But my fear in writing about what is real to me right now is that it would feel like overkill to many readers. There is a subtle pressure to move quickly through grief and out the other side, usually because it's difficult for people to know how to be around someone who is hurting. I can understand that.
However, as I've thought and prayed about it, I know I need to just write about what is on my heart right now. So that is what I'm going to do, understanding completely that for some it may be of no interest. But for the one who wants to, who needs to hear from another who feels what you do, I write for you.
It's been almost two weeks since my miscarriage, and the strangest part is how quickly life goes back to normal. The sense of normalcy is almost enough to convince me that nothing ever happened. The busyness, the joys, the work, the routines; they are all playing out as before. In some ways the memory of that terrible night feels as though it may have just been a bad dream.
There was a perfectly beautiful warm summery evening last week. I was making supper to the sound of my children squealing with delight as I watched them through the kitchen window as they splashed around in the pool with my husband.
My heart felt like it might just burst from it. Not only joy, but love and thankfulness welled up inside of me - for these beautiful blessings in my life - my amazing husband, my precious kids, this beautiful house God provided for us, the food on our table. Yet in the very same moment, without even having to look in that direction, I had a constant awareness of the little garden plot where my littlest blessing lies buried with a piece of my heart. This is my daily reality since my miscarriage - the truest joy and the deepest aching pain. And I think the pain of losing that little life we loved has made the joy of all I do have all the more palpable. I can honestly say that I'm completely mourning and I'm incredibly joyful at the same time. It is a strange experience, but one that I find echoed in the Scriptures: "sorrowful, yet always rejoicing" (2 Cor. 6:10).
I have found that one of the traps you can fall into after a miscarriage is playing mental games to minimize the reality of what happened so you can move on as quickly as possible. It's easy to tell yourself that it wasn't that big of a deal because the baby was only a few weeks old and you never really got to know it, and so on and so forth. This tendency is often reinforced by the fact that most people assume this to be your experience. The reasoning is that, because you never knew it alive, it will be easier to move on quickly. It's not really like losing a child. And while some may find this reasoning convincing, the reality of what did happen is that we lost a child. I may have only known I was pregnant for three weeks before I lost my baby, but a mother's heart loves quickly and eternally (and thank God that it is so).
I got to hold my baby, unlike many women who miscarry. In one sense, it didn't feel like I was holding a baby. A part of me wondered if it even was the baby because it didn't resemble a baby at all (it was only confirmed later, after an ultrasound and a discussion with a doctor). But in that moment as I held it, wept, and felt like my heart was being ripped out of my chest, I also sensed that I was standing on holy ground. I was overwhelmed by the great sanctity of life.
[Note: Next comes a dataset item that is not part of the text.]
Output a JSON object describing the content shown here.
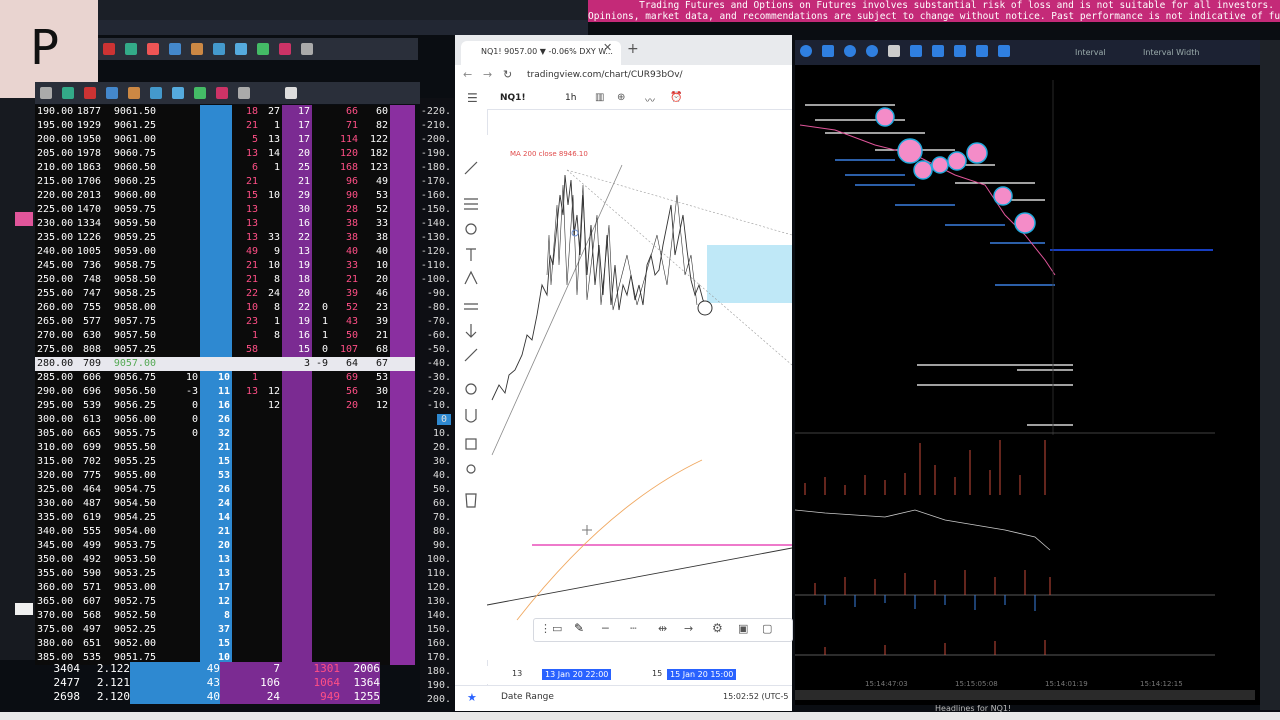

I knew then in a tangible way what I had believed for a long time: God knits each of us together in our mother's wombs and every human being - no matter how small, how short a life lived, how disabled, how shameful, how broken or lost they feel in life - has great worth in God's eyes and ought to in ours too. We have become a society that values usefulness and productivity to the extent that if a being cannot be a functioning member of society or might hinder that society's progress, they are treated as unworthy of our time, affection, sacrifice, money, and sometimes, unworthy to keep on living. This dehumanizing tendency in our culture can make someone who has lost a child through miscarriage feel as though the life they lost was not worth as much as another life.
So to the mom who has miscarried a sweet baby, let yourself feel the loss. Of course we will not always feel the pain as poignantly as we do at first, but we will always miss the child we so deeply wanted to hold in our arms.
I need to mourn my baby, not only because I need it for my own emotional health, but also because my baby is worth my remembering and my honouring. There was life that ended in death, just like I too one day will die. "I will go to him, but he cannot return to me" (2 Samuel 12:23). I look forward to the day that I will meet my baby, and in the midst of the present sorrow, it brings me deep joy to think of it.
(All images in this post from unsplash.com)